━━━━━ Listed entries

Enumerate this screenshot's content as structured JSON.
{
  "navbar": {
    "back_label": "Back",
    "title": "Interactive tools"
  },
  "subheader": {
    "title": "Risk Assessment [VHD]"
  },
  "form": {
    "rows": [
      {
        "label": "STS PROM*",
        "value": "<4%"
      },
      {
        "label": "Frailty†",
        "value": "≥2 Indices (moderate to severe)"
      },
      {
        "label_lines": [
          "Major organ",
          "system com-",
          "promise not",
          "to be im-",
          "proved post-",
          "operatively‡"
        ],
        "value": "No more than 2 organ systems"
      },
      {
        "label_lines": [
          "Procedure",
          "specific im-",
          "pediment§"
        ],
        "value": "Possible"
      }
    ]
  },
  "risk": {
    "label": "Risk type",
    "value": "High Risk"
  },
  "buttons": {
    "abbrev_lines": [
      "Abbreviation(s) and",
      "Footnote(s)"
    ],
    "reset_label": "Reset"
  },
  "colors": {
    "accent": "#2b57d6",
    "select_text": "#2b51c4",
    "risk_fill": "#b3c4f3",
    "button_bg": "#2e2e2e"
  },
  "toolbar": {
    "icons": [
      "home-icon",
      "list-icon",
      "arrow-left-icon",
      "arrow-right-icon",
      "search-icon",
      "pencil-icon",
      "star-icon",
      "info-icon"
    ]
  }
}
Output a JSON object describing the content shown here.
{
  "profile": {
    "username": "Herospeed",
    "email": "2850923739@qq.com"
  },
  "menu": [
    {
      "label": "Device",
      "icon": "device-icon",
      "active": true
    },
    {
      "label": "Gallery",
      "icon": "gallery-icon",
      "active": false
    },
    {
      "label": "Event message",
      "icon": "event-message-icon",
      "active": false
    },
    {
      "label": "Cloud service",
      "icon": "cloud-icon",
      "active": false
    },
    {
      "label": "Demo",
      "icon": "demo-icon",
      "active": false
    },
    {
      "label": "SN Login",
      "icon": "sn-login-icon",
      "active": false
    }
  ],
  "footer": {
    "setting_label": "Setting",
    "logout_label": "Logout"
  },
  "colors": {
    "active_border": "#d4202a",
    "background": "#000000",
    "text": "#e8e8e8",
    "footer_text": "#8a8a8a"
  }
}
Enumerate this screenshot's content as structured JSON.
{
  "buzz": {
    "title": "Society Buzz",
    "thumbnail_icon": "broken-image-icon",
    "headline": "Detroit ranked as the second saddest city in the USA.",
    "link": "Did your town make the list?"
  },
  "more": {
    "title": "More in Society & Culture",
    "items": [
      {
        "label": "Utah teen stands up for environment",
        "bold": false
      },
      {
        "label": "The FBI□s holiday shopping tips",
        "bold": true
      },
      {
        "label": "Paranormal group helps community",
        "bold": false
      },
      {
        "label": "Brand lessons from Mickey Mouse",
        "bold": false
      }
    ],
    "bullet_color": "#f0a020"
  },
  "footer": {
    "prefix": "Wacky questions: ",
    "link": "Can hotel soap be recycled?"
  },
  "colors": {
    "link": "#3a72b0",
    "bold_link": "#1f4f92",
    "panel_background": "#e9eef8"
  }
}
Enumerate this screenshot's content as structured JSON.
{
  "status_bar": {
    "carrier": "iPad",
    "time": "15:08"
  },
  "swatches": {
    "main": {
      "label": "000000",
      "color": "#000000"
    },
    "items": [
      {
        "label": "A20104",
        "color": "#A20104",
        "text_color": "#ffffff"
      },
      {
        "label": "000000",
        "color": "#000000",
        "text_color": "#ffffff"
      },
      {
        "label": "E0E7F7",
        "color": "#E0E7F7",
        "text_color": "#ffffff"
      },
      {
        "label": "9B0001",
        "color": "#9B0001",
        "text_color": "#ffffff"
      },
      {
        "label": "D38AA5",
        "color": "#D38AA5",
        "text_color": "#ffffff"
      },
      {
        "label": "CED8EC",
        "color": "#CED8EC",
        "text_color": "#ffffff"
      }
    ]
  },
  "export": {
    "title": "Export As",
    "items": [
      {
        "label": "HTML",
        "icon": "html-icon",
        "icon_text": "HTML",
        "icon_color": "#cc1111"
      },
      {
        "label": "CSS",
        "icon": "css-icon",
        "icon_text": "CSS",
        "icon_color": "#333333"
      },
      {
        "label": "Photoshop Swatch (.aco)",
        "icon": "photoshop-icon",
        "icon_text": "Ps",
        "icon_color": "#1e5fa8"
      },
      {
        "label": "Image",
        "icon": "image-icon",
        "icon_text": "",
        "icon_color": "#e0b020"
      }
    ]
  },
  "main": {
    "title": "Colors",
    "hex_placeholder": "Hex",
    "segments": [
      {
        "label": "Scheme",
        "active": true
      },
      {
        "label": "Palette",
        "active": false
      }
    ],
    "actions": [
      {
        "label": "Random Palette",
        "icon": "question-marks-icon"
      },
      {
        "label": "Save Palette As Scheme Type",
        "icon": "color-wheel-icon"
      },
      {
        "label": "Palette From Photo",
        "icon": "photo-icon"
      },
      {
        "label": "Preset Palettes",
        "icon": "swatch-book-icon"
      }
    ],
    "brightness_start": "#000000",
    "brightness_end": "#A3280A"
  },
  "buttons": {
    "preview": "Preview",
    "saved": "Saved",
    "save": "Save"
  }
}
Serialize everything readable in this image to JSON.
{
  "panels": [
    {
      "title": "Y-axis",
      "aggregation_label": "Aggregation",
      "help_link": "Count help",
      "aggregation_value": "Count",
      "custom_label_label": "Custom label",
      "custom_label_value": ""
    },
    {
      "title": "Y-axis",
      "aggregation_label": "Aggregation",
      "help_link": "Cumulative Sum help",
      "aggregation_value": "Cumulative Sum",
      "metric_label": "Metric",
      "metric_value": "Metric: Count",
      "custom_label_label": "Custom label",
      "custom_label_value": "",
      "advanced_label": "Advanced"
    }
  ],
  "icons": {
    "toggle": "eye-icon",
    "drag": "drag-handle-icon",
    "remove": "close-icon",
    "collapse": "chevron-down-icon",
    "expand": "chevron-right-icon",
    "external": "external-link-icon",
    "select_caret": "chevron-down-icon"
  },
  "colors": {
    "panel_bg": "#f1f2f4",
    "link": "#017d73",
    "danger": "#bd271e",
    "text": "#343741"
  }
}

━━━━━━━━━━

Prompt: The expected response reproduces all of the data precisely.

Task response:
Enumerate this screenshot's content as structured JSON.
{
  "navbar": {
    "back_label": "Back",
    "title": "Interactive tools"
  },
  "subheader": {
    "title": "Risk Assessment [VHD]"
  },
  "form": {
    "rows": [
      {
        "label": "STS PROM*",
        "value": "<4%"
      },
      {
        "label": "Frailty†",
        "value": "≥2 Indices (moderate to severe)"
      },
      {
        "label_lines": [
          "Major organ",
          "system com-",
          "promise not",
          "to be im-",
          "proved post-",
          "operatively‡"
        ],
        "value": "No more than 2 organ systems"
      },
      {
        "label_lines": [
          "Procedure",
          "specific im-",
          "pediment§"
        ],
        "value": "Possible"
      }
    ]
  },
  "risk": {
    "label": "Risk type",
    "value": "High Risk"
  },
  "buttons": {
    "abbrev_lines": [
      "Abbreviation(s) and",
      "Footnote(s)"
    ],
    "reset_label": "Reset"
  },
  "colors": {
    "accent": "#2b57d6",
    "select_text": "#2b51c4",
    "risk_fill": "#b3c4f3",
    "button_bg": "#2e2e2e"
  },
  "toolbar": {
    "icons": [
      "home-icon",
      "list-icon",
      "arrow-left-icon",
      "arrow-right-icon",
      "search-icon",
      "pencil-icon",
      "star-icon",
      "info-icon"
    ]
  }
}
Output a JSON object describing the content shown here.
{
  "profile": {
    "username": "Herospeed",
    "email": "2850923739@qq.com"
  },
  "menu": [
    {
      "label": "Device",
      "icon": "device-icon",
      "active": true
    },
    {
      "label": "Gallery",
      "icon": "gallery-icon",
      "active": false
    },
    {
      "label": "Event message",
      "icon": "event-message-icon",
      "active": false
    },
    {
      "label": "Cloud service",
      "icon": "cloud-icon",
      "active": false
    },
    {
      "label": "Demo",
      "icon": "demo-icon",
      "active": false
    },
    {
      "label": "SN Login",
      "icon": "sn-login-icon",
      "active": false
    }
  ],
  "footer": {
    "setting_label": "Setting",
    "logout_label": "Logout"
  },
  "colors": {
    "active_border": "#d4202a",
    "background": "#000000",
    "text": "#e8e8e8",
    "footer_text": "#8a8a8a"
  }
}
Enumerate this screenshot's content as structured JSON.
{
  "buzz": {
    "title": "Society Buzz",
    "thumbnail_icon": "broken-image-icon",
    "headline": "Detroit ranked as the second saddest city in the USA.",
    "link": "Did your town make the list?"
  },
  "more": {
    "title": "More in Society & Culture",
    "items": [
      {
        "label": "Utah teen stands up for environment",
        "bold": false
      },
      {
        "label": "The FBI□s holiday shopping tips",
        "bold": true
      },
      {
        "label": "Paranormal group helps community",
        "bold": false
      },
      {
        "label": "Brand lessons from Mickey Mouse",
        "bold": false
      }
    ],
    "bullet_color": "#f0a020"
  },
  "footer": {
    "prefix": "Wacky questions: ",
    "link": "Can hotel soap be recycled?"
  },
  "colors": {
    "link": "#3a72b0",
    "bold_link": "#1f4f92",
    "panel_background": "#e9eef8"
  }
}
Enumerate this screenshot's content as structured JSON.
{
  "status_bar": {
    "carrier": "iPad",
    "time": "15:08"
  },
  "swatches": {
    "main": {
      "label": "000000",
      "color": "#000000"
    },
    "items": [
      {
        "label": "A20104",
        "color": "#A20104",
        "text_color": "#ffffff"
      },
      {
        "label": "000000",
        "color": "#000000",
        "text_color": "#ffffff"
      },
      {
        "label": "E0E7F7",
        "color": "#E0E7F7",
        "text_color": "#ffffff"
      },
      {
        "label": "9B0001",
        "color": "#9B0001",
        "text_color": "#ffffff"
      },
      {
        "label": "D38AA5",
        "color": "#D38AA5",
        "text_color": "#ffffff"
      },
      {
        "label": "CED8EC",
        "color": "#CED8EC",
        "text_color": "#ffffff"
      }
    ]
  },
  "export": {
    "title": "Export As",
    "items": [
      {
        "label": "HTML",
        "icon": "html-icon",
        "icon_text": "HTML",
        "icon_color": "#cc1111"
      },
      {
        "label": "CSS",
        "icon": "css-icon",
        "icon_text": "CSS",
        "icon_color": "#333333"
      },
      {
        "label": "Photoshop Swatch (.aco)",
        "icon": "photoshop-icon",
        "icon_text": "Ps",
        "icon_color": "#1e5fa8"
      },
      {
        "label": "Image",
        "icon": "image-icon",
        "icon_text": "",
        "icon_color": "#e0b020"
      }
    ]
  },
  "main": {
    "title": "Colors",
    "hex_placeholder": "Hex",
    "segments": [
      {
        "label": "Scheme",
        "active": true
      },
      {
        "label": "Palette",
        "active": false
      }
    ],
    "actions": [
      {
        "label": "Random Palette",
        "icon": "question-marks-icon"
      },
      {
        "label": "Save Palette As Scheme Type",
        "icon": "color-wheel-icon"
      },
      {
        "label": "Palette From Photo",
        "icon": "photo-icon"
      },
      {
        "label": "Preset Palettes",
        "icon": "swatch-book-icon"
      }
    ],
    "brightness_start": "#000000",
    "brightness_end": "#A3280A"
  },
  "buttons": {
    "preview": "Preview",
    "saved": "Saved",
    "save": "Save"
  }
}
Serialize everything readable in this image to JSON.
{
  "panels": [
    {
      "title": "Y-axis",
      "aggregation_label": "Aggregation",
      "help_link": "Count help",
      "aggregation_value": "Count",
      "custom_label_label": "Custom label",
      "custom_label_value": ""
    },
    {
      "title": "Y-axis",
      "aggregation_label": "Aggregation",
      "help_link": "Cumulative Sum help",
      "aggregation_value": "Cumulative Sum",
      "metric_label": "Metric",
      "metric_value": "Metric: Count",
      "custom_label_label": "Custom label",
      "custom_label_value": "",
      "advanced_label": "Advanced"
    }
  ],
  "icons": {
    "toggle": "eye-icon",
    "drag": "drag-handle-icon",
    "remove": "close-icon",
    "collapse": "chevron-down-icon",
    "expand": "chevron-right-icon",
    "external": "external-link-icon",
    "select_caret": "chevron-down-icon"
  },
  "colors": {
    "panel_bg": "#f1f2f4",
    "link": "#017d73",
    "danger": "#bd271e",
    "text": "#343741"
  }
}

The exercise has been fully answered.